Opinion / 26 September 2018, 2:00pm / Cicely Blumberg
The Cape Argus articles of September 3 and 10 by Eugene Moll and Jonathan Schrire on trees in Tokai refer.
There appears to be a deep underlying and ominous issue which has not been referred to, namely, why is nobody querying the status of the eco-xenophobic conservationists? Who appointed them to their positions in the first place? And who has given them the powers to be the only mouthpiece to implement their destructive and cruel “solutions” to both flora and fauna? They are paid with public money and therefore should not be allowed to be a law unto themselves.
South Africa’s apathetic public needs to ask the question: “Are we not to blame if we don’t stop the appointment of such people whom we permit to speak for us when we don’t agree with their methods?”
South Africa is an extremely violent country and so-called “solutions” by the eco-xenophobic conservationists are always violent, destructive and cruel.
They don’t take into account the sensitivities of the public which consists of intelligent evolved people who are horrified at their eco-xenophobic attitude towards flora and fauna. If conservationists, of all people who should know better, are unaware that trees are nature’s miracle and can knowingly ring bark and mutilate magnificent trees, they are the wrong people for the job.
They need to be replaced with people who seek and implement non-violent alternatives.
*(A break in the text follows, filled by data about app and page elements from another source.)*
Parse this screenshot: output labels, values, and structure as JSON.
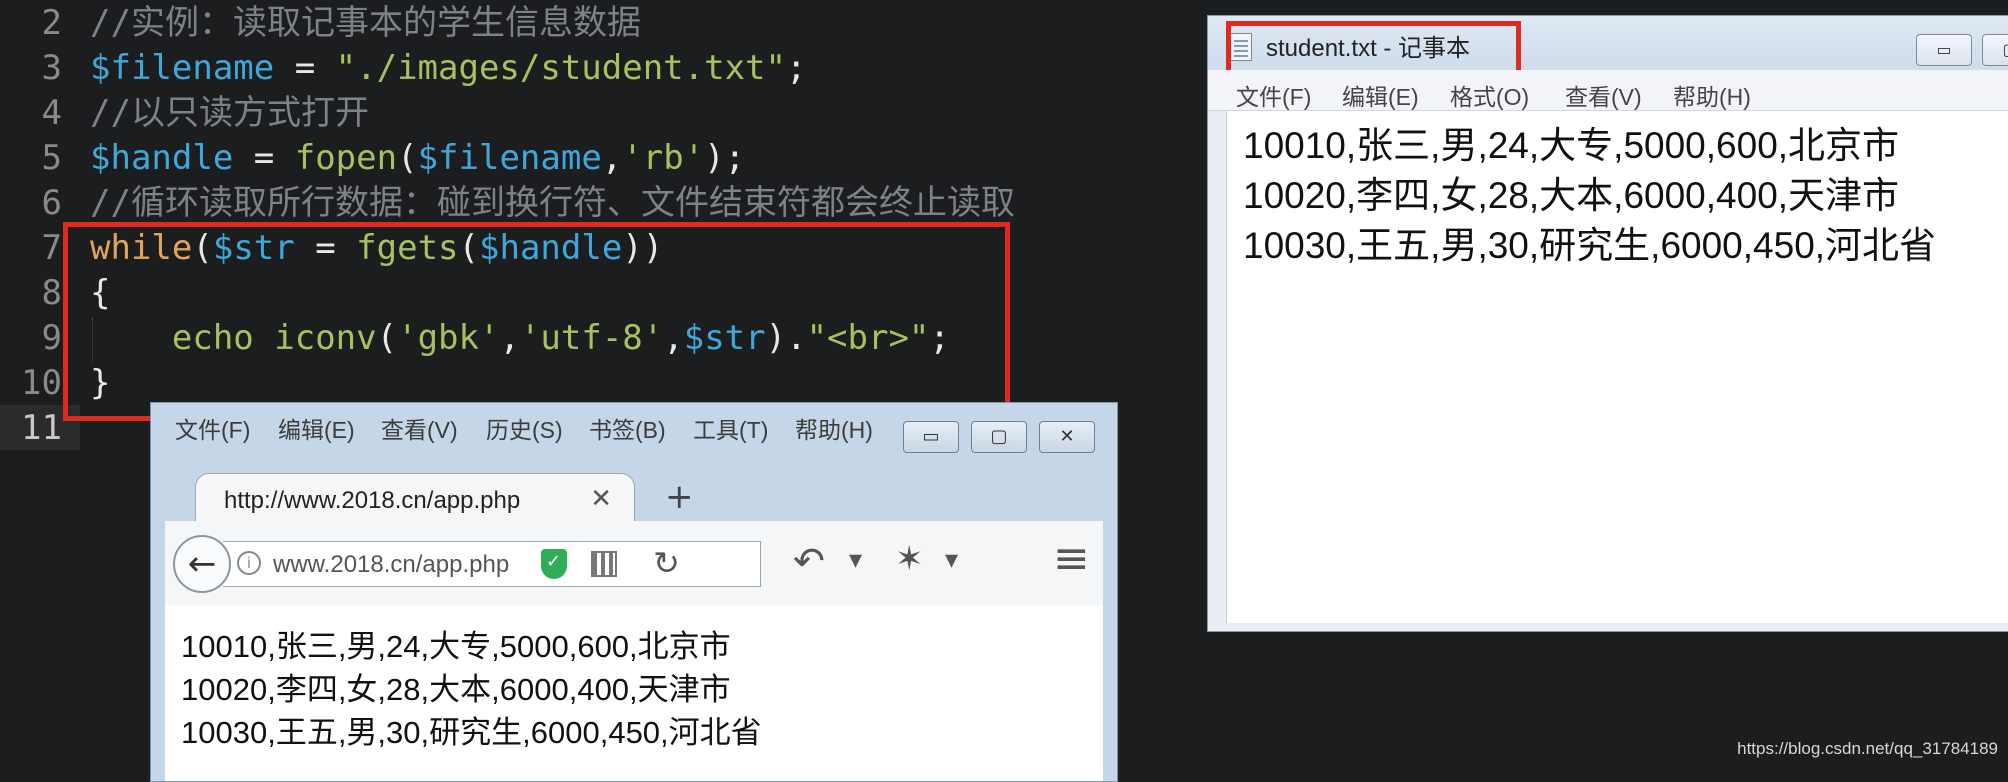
{
  "editor": {
    "lines": [
      {
        "num": "2",
        "tokens": [
          {
            "t": "//实例：读取记事本的学生信息数据",
            "c": "cmt"
          }
        ]
      },
      {
        "num": "3",
        "tokens": [
          {
            "t": "$filename",
            "c": "var"
          },
          {
            "t": " = ",
            "c": "pun"
          },
          {
            "t": "\"./images/student.txt\"",
            "c": "str"
          },
          {
            "t": ";",
            "c": "pun"
          }
        ]
      },
      {
        "num": "4",
        "tokens": [
          {
            "t": "//以只读方式打开",
            "c": "cmt"
          }
        ]
      },
      {
        "num": "5",
        "tokens": [
          {
            "t": "$handle",
            "c": "var"
          },
          {
            "t": " = ",
            "c": "pun"
          },
          {
            "t": "fopen",
            "c": "fn"
          },
          {
            "t": "(",
            "c": "pun"
          },
          {
            "t": "$filename",
            "c": "var"
          },
          {
            "t": ",",
            "c": "pun"
          },
          {
            "t": "'rb'",
            "c": "str"
          },
          {
            "t": ");",
            "c": "pun"
          }
        ]
      },
      {
        "num": "6",
        "tokens": [
          {
            "t": "//循环读取所行数据：碰到换行符、文件结束符都会终止读取",
            "c": "cmt"
          }
        ]
      },
      {
        "num": "7",
        "tokens": [
          {
            "t": "while",
            "c": "kw"
          },
          {
            "t": "(",
            "c": "pun"
          },
          {
            "t": "$str",
            "c": "var"
          },
          {
            "t": " = ",
            "c": "pun"
          },
          {
            "t": "fgets",
            "c": "fn"
          },
          {
            "t": "(",
            "c": "pun"
          },
          {
            "t": "$handle",
            "c": "var"
          },
          {
            "t": "))",
            "c": "pun"
          }
        ]
      },
      {
        "num": "8",
        "tokens": [
          {
            "t": "{",
            "c": "pun"
          }
        ]
      },
      {
        "num": "9",
        "tokens": [
          {
            "t": "    ",
            "c": "pun"
          },
          {
            "t": "echo",
            "c": "echo"
          },
          {
            "t": " ",
            "c": "pun"
          },
          {
            "t": "iconv",
            "c": "fn"
          },
          {
            "t": "(",
            "c": "pun"
          },
          {
            "t": "'gbk'",
            "c": "str"
          },
          {
            "t": ",",
            "c": "pun"
          },
          {
            "t": "'utf-8'",
            "c": "str"
          },
          {
            "t": ",",
            "c": "pun"
          },
          {
            "t": "$str",
            "c": "var"
          },
          {
            "t": ").",
            "c": "pun"
          },
          {
            "t": "\"<br>\"",
            "c": "str"
          },
          {
            "t": ";",
            "c": "pun"
          }
        ]
      },
      {
        "num": "10",
        "tokens": [
          {
            "t": "}",
            "c": "pun"
          }
        ]
      },
      {
        "num": "11",
        "tokens": []
      }
    ]
  },
  "notepad": {
    "title": "student.txt - 记事本",
    "minimize": "▭",
    "maximize": "▢",
    "menu": [
      "文件(F)",
      "编辑(E)",
      "格式(O)",
      "查看(V)",
      "帮助(H)"
    ],
    "content": "10010,张三,男,24,大专,5000,600,北京市\n10020,李四,女,28,大本,6000,400,天津市\n10030,王五,男,30,研究生,6000,450,河北省"
  },
  "browser": {
    "menu": [
      "文件(F)",
      "编辑(E)",
      "查看(V)",
      "历史(S)",
      "书签(B)",
      "工具(T)",
      "帮助(H)"
    ],
    "minimize": "▭",
    "maximize": "▢",
    "close": "✕",
    "tab_title": "http://www.2018.cn/app.php",
    "tab_close": "✕",
    "new_tab": "+",
    "back": "←",
    "info": "i",
    "url": "www.2018.cn/app.php",
    "reload": "↻",
    "undo": "↶",
    "dropdown": "▾",
    "addon": "✶",
    "menu_button": "≡",
    "content": "10010,张三,男,24,大专,5000,600,北京市\n10020,李四,女,28,大本,6000,400,天津市\n10030,王五,男,30,研究生,6000,450,河北省"
  },
  "watermark": "https://blog.csdn.net/qq_31784189",
  "colors": {
    "highlight_box": "#e02a20",
    "editor_bg": "#1c1d1e"
  }
}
I refer to the anguish and anger felt by sane, concerned and rational people when certain species of animals, birds and trees are vilified and exterminated by the eco-xenophobic conservationists, many of whom view the parks and nature reserves as their own private hunting grounds, having celebratory braais to rejoice the extermination of a species, instead of implementing non-violent humane alternatives.
No wonder there is so much crime and no respect for life in all its forms in our beautiful yet sad country. Fanaticism always rings a warning bell - the time is overdue for the brainwashed old guard to be replaced with young, educated and caring people.
Also, City Parks’s mandate needs to be queried. Their mandate appears to be to roam the streets of Cape Town with the sole purpose of mutilating beautiful trees on the sides of our road so as to fill their empty trucks. Branches heavy with green oxygen-producing leaves wilt on the ground and the once magnificent trees are left with bare limbs. They also specialise in mowing the daisies in the spring time.
What are these people paid? Answers are needed. Instead, trees should be planted in every available open space and left to grow as nature intended. A recent programme on CNN showed the success of greening cities, where concrete jungles are being transformed with trees and greenery and, when viewed from above, one can only see an expanse of green.
If our trees are viewed and treated with such disrespect, it is no wonder that hunting in general, and canned lion hunting in particular is encouraged officially, with their bones being exported to Asia; donkeys allegedly being skinned alive and their hides exported to Asia; baboons being shot in Cape Town instead of providing feeding tables and sterilising them to keep numbers down; rhino and elephant poaching being a daily occurrence for their horns and tusks - also aimed at the insatiable Asian markets. South Africa is now in a unique position as a member of BRICS to put pressure on China to implement severe penalties to deter the poachers.
Safe and secure sanctuaries were offered for the endangered Himalayan tahr, the fallow deer and the Sambar deer, but there was, and still is, a news blackout and these beautiful animals were, and probably still are, being ruthlessly exterminated, especially on Robben Island. Are we talking about the Ebola virus or are we talking about beautiful animals which are considered by some not to be worthy of life?
Are we just going to throw up our hands in despair and do nothing? It will be the children of the future who will be the poorer because of our apathy. This is why the NPO with which I am involved implements humane education and youth enrichment programmes in high-risk areas, promoting compassion, empathy and respect for all life, whether towards the non-human creatures which inhabit our troubled world or towards our fellow human beings.
Hands-on interaction with nature and animals, as well as other techniques, have undoubtedly been catalysts which have helped to bring down levels of violence and create a gentler society.